▸ **Exercise description**: Search the records for lines with the word "icon" and copy each match.

START Record excerpts

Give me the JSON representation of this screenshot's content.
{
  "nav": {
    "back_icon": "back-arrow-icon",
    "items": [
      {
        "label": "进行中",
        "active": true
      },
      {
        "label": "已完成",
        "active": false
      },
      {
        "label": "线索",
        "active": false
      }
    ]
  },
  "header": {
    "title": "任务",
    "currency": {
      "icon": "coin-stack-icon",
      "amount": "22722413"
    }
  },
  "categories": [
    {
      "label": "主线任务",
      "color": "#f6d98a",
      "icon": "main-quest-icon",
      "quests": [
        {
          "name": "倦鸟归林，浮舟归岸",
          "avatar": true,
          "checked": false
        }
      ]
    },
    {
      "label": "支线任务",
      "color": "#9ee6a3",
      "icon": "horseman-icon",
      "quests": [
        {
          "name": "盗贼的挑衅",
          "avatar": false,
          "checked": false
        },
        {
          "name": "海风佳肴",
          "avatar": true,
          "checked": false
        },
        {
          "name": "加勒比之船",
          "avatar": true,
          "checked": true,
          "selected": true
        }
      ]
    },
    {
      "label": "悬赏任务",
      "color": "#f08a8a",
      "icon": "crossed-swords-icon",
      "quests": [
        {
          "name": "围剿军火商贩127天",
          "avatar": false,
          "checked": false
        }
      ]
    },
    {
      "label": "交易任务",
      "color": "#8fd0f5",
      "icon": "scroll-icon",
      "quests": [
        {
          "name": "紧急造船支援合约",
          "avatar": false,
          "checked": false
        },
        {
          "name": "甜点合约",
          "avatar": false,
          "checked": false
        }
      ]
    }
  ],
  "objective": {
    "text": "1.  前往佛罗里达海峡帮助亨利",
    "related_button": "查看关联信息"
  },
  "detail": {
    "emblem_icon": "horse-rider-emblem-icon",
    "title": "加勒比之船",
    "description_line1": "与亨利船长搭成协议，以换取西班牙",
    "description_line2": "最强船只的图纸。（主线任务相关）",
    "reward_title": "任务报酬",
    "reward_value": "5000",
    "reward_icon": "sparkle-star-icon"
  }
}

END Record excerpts

▸ **Output**:
    "back_icon": "back-arrow-icon",
      "icon": "coin-stack-icon",
      "icon": "main-quest-icon",
      "icon": "horseman-icon",
      "icon": "crossed-swords-icon",
      "icon": "scroll-icon",
    "emblem_icon": "horse-rider-emblem-icon",
    "reward_icon": "sparkle-star-icon"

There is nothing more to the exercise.